[GIVEN ENTRIES]
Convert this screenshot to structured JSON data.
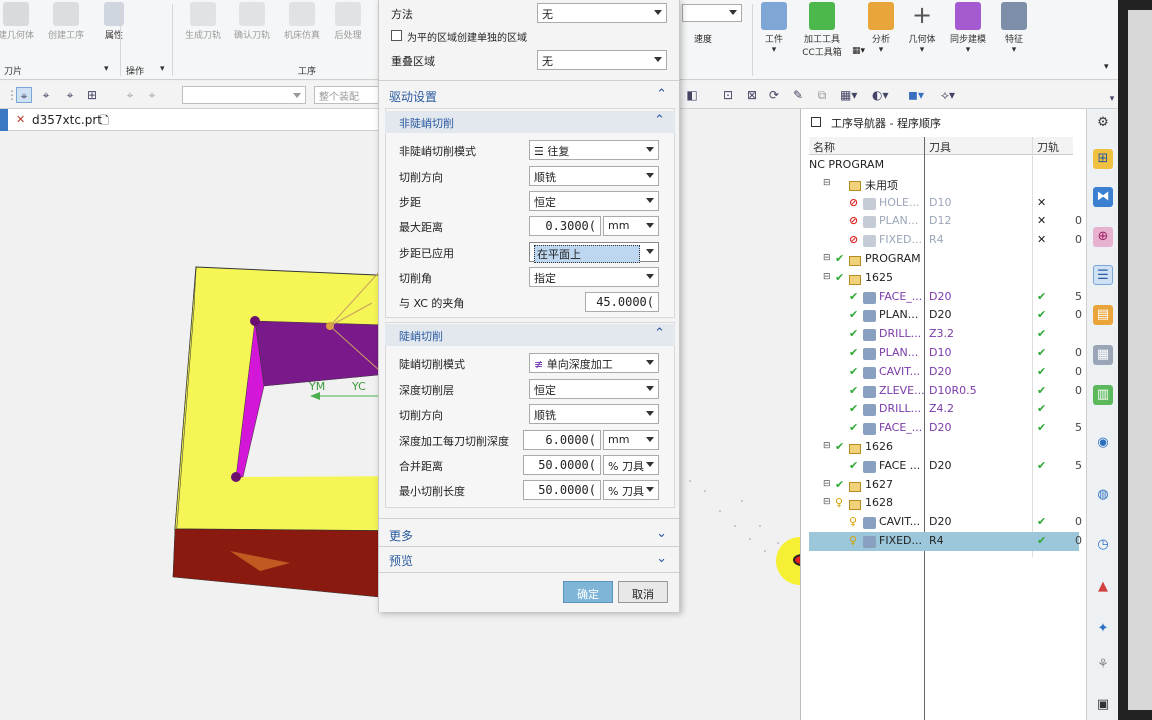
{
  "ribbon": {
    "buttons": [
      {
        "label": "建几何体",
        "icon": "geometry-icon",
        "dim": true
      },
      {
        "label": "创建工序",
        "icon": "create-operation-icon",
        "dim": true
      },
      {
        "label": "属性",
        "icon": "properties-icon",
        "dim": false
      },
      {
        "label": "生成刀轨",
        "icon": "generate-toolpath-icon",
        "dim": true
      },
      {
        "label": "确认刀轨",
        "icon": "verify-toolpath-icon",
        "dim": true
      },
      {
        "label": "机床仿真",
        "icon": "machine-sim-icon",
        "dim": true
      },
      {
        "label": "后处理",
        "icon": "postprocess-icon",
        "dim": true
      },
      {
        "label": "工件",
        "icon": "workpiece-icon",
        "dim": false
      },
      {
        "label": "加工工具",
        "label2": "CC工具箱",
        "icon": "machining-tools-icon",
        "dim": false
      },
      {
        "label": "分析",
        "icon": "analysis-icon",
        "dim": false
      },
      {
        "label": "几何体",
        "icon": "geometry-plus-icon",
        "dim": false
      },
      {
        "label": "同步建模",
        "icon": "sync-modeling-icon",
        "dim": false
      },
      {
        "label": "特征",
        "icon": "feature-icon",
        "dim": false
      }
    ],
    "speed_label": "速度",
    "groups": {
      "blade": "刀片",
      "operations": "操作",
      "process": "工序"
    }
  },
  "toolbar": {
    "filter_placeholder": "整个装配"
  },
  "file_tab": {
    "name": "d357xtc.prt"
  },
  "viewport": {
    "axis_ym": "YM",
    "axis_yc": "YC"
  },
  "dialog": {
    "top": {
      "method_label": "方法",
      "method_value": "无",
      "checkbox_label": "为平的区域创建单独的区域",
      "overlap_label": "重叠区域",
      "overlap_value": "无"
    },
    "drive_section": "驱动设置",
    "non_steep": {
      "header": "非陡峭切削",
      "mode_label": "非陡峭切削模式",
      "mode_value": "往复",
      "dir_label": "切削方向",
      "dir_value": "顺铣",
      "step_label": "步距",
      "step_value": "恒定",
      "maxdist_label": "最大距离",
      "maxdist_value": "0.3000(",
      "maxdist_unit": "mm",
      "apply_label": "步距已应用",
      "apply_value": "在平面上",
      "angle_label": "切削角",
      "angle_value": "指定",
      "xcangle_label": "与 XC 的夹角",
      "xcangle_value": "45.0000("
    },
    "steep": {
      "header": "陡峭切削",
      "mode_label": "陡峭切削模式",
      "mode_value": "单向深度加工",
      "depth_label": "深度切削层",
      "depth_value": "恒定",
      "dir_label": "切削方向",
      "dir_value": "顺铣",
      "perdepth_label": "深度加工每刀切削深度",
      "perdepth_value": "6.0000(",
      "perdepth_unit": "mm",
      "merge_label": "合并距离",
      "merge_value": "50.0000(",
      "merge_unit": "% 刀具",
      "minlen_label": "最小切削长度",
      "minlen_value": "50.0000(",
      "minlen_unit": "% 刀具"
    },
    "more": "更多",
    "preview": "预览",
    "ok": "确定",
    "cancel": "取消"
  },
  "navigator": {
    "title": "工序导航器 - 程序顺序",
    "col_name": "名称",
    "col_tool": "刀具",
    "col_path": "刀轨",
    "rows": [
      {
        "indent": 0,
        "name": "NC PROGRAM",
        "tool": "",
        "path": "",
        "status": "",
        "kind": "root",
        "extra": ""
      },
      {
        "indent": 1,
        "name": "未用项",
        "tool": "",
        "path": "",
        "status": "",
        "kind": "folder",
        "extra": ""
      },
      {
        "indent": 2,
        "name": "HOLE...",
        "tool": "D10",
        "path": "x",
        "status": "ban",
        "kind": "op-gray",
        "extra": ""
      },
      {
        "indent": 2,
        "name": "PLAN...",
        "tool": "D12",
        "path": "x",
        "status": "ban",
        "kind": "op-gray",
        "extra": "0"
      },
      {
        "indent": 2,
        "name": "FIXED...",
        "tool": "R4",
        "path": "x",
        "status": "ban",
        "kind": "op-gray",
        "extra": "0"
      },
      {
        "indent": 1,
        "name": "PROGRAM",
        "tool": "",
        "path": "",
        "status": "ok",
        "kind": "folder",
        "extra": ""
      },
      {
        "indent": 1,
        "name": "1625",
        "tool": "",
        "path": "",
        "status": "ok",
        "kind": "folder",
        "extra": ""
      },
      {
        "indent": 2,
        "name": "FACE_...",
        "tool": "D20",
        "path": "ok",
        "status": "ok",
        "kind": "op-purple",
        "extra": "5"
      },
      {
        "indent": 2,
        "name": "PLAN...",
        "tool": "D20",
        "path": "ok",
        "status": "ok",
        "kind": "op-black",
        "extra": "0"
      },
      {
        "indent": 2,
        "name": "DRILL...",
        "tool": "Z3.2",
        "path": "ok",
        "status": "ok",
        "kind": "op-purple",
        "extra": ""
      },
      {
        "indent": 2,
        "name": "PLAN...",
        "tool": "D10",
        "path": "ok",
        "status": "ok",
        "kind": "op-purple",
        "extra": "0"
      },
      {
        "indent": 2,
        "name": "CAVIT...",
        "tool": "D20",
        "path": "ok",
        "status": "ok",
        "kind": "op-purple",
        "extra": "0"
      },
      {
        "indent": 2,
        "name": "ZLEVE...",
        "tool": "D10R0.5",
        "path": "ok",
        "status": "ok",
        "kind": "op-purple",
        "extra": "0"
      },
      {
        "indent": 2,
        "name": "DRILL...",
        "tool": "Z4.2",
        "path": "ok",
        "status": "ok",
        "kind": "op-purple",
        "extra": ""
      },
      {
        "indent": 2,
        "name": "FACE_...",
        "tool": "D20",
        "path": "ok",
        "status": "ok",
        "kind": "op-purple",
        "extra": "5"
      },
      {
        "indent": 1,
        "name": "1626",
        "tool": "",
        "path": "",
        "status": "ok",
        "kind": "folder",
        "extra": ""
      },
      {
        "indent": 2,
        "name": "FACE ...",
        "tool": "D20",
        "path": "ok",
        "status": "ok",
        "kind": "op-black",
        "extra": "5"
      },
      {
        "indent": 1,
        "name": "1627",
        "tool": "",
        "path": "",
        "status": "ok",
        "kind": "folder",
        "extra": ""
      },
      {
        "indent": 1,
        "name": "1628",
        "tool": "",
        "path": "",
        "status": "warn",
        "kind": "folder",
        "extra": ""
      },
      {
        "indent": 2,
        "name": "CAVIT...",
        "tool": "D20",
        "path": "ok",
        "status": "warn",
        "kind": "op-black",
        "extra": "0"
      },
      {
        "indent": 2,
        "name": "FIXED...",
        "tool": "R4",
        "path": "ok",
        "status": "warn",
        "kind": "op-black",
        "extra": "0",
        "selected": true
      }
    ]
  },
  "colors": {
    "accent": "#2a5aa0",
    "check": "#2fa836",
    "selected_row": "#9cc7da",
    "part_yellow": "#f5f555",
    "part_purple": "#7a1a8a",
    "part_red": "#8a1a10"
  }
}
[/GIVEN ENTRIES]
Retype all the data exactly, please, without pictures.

Convert this screenshot to structured JSON data.
{
  "ribbon": {
    "buttons": [
      {
        "label": "建几何体",
        "icon": "geometry-icon",
        "dim": true
      },
      {
        "label": "创建工序",
        "icon": "create-operation-icon",
        "dim": true
      },
      {
        "label": "属性",
        "icon": "properties-icon",
        "dim": false
      },
      {
        "label": "生成刀轨",
        "icon": "generate-toolpath-icon",
        "dim": true
      },
      {
        "label": "确认刀轨",
        "icon": "verify-toolpath-icon",
        "dim": true
      },
      {
        "label": "机床仿真",
        "icon": "machine-sim-icon",
        "dim": true
      },
      {
        "label": "后处理",
        "icon": "postprocess-icon",
        "dim": true
      },
      {
        "label": "工件",
        "icon": "workpiece-icon",
        "dim": false
      },
      {
        "label": "加工工具",
        "label2": "CC工具箱",
        "icon": "machining-tools-icon",
        "dim": false
      },
      {
        "label": "分析",
        "icon": "analysis-icon",
        "dim": false
      },
      {
        "label": "几何体",
        "icon": "geometry-plus-icon",
        "dim": false
      },
      {
        "label": "同步建模",
        "icon": "sync-modeling-icon",
        "dim": false
      },
      {
        "label": "特征",
        "icon": "feature-icon",
        "dim": false
      }
    ],
    "speed_label": "速度",
    "groups": {
      "blade": "刀片",
      "operations": "操作",
      "process": "工序"
    }
  },
  "toolbar": {
    "filter_placeholder": "整个装配"
  },
  "file_tab": {
    "name": "d357xtc.prt"
  },
  "viewport": {
    "axis_ym": "YM",
    "axis_yc": "YC"
  },
  "dialog": {
    "top": {
      "method_label": "方法",
      "method_value": "无",
      "checkbox_label": "为平的区域创建单独的区域",
      "overlap_label": "重叠区域",
      "overlap_value": "无"
    },
    "drive_section": "驱动设置",
    "non_steep": {
      "header": "非陡峭切削",
      "mode_label": "非陡峭切削模式",
      "mode_value": "往复",
      "dir_label": "切削方向",
      "dir_value": "顺铣",
      "step_label": "步距",
      "step_value": "恒定",
      "maxdist_label": "最大距离",
      "maxdist_value": "0.3000(",
      "maxdist_unit": "mm",
      "apply_label": "步距已应用",
      "apply_value": "在平面上",
      "angle_label": "切削角",
      "angle_value": "指定",
      "xcangle_label": "与 XC 的夹角",
      "xcangle_value": "45.0000("
    },
    "steep": {
      "header": "陡峭切削",
      "mode_label": "陡峭切削模式",
      "mode_value": "单向深度加工",
      "depth_label": "深度切削层",
      "depth_value": "恒定",
      "dir_label": "切削方向",
      "dir_value": "顺铣",
      "perdepth_label": "深度加工每刀切削深度",
      "perdepth_value": "6.0000(",
      "perdepth_unit": "mm",
      "merge_label": "合并距离",
      "merge_value": "50.0000(",
      "merge_unit": "% 刀具",
      "minlen_label": "最小切削长度",
      "minlen_value": "50.0000(",
      "minlen_unit": "% 刀具"
    },
    "more": "更多",
    "preview": "预览",
    "ok": "确定",
    "cancel": "取消"
  },
  "navigator": {
    "title": "工序导航器 - 程序顺序",
    "col_name": "名称",
    "col_tool": "刀具",
    "col_path": "刀轨",
    "rows": [
      {
        "indent": 0,
        "name": "NC PROGRAM",
        "tool": "",
        "path": "",
        "status": "",
        "kind": "root",
        "extra": ""
      },
      {
        "indent": 1,
        "name": "未用项",
        "tool": "",
        "path": "",
        "status": "",
        "kind": "folder",
        "extra": ""
      },
      {
        "indent": 2,
        "name": "HOLE...",
        "tool": "D10",
        "path": "x",
        "status": "ban",
        "kind": "op-gray",
        "extra": ""
      },
      {
        "indent": 2,
        "name": "PLAN...",
        "tool": "D12",
        "path": "x",
        "status": "ban",
        "kind": "op-gray",
        "extra": "0"
      },
      {
        "indent": 2,
        "name": "FIXED...",
        "tool": "R4",
        "path": "x",
        "status": "ban",
        "kind": "op-gray",
        "extra": "0"
      },
      {
        "indent": 1,
        "name": "PROGRAM",
        "tool": "",
        "path": "",
        "status": "ok",
        "kind": "folder",
        "extra": ""
      },
      {
        "indent": 1,
        "name": "1625",
        "tool": "",
        "path": "",
        "status": "ok",
        "kind": "folder",
        "extra": ""
      },
      {
        "indent": 2,
        "name": "FACE_...",
        "tool": "D20",
        "path": "ok",
        "status": "ok",
        "kind": "op-purple",
        "extra": "5"
      },
      {
        "indent": 2,
        "name": "PLAN...",
        "tool": "D20",
        "path": "ok",
        "status": "ok",
        "kind": "op-black",
        "extra": "0"
      },
      {
        "indent": 2,
        "name": "DRILL...",
        "tool": "Z3.2",
        "path": "ok",
        "status": "ok",
        "kind": "op-purple",
        "extra": ""
      },
      {
        "indent": 2,
        "name": "PLAN...",
        "tool": "D10",
        "path": "ok",
        "status": "ok",
        "kind": "op-purple",
        "extra": "0"
      },
      {
        "indent": 2,
        "name": "CAVIT...",
        "tool": "D20",
        "path": "ok",
        "status": "ok",
        "kind": "op-purple",
        "extra": "0"
      },
      {
        "indent": 2,
        "name": "ZLEVE...",
        "tool": "D10R0.5",
        "path": "ok",
        "status": "ok",
        "kind": "op-purple",
        "extra": "0"
      },
      {
        "indent": 2,
        "name": "DRILL...",
        "tool": "Z4.2",
        "path": "ok",
        "status": "ok",
        "kind": "op-purple",
        "extra": ""
      },
      {
        "indent": 2,
        "name": "FACE_...",
        "tool": "D20",
        "path": "ok",
        "status": "ok",
        "kind": "op-purple",
        "extra": "5"
      },
      {
        "indent": 1,
        "name": "1626",
        "tool": "",
        "path": "",
        "status": "ok",
        "kind": "folder",
        "extra": ""
      },
      {
        "indent": 2,
        "name": "FACE ...",
        "tool": "D20",
        "path": "ok",
        "status": "ok",
        "kind": "op-black",
        "extra": "5"
      },
      {
        "indent": 1,
        "name": "1627",
        "tool": "",
        "path": "",
        "status": "ok",
        "kind": "folder",
        "extra": ""
      },
      {
        "indent": 1,
        "name": "1628",
        "tool": "",
        "path": "",
        "status": "warn",
        "kind": "folder",
        "extra": ""
      },
      {
        "indent": 2,
        "name": "CAVIT...",
        "tool": "D20",
        "path": "ok",
        "status": "warn",
        "kind": "op-black",
        "extra": "0"
      },
      {
        "indent": 2,
        "name": "FIXED...",
        "tool": "R4",
        "path": "ok",
        "status": "warn",
        "kind": "op-black",
        "extra": "0",
        "selected": true
      }
    ]
  },
  "colors": {
    "accent": "#2a5aa0",
    "check": "#2fa836",
    "selected_row": "#9cc7da",
    "part_yellow": "#f5f555",
    "part_purple": "#7a1a8a",
    "part_red": "#8a1a10"
  }
}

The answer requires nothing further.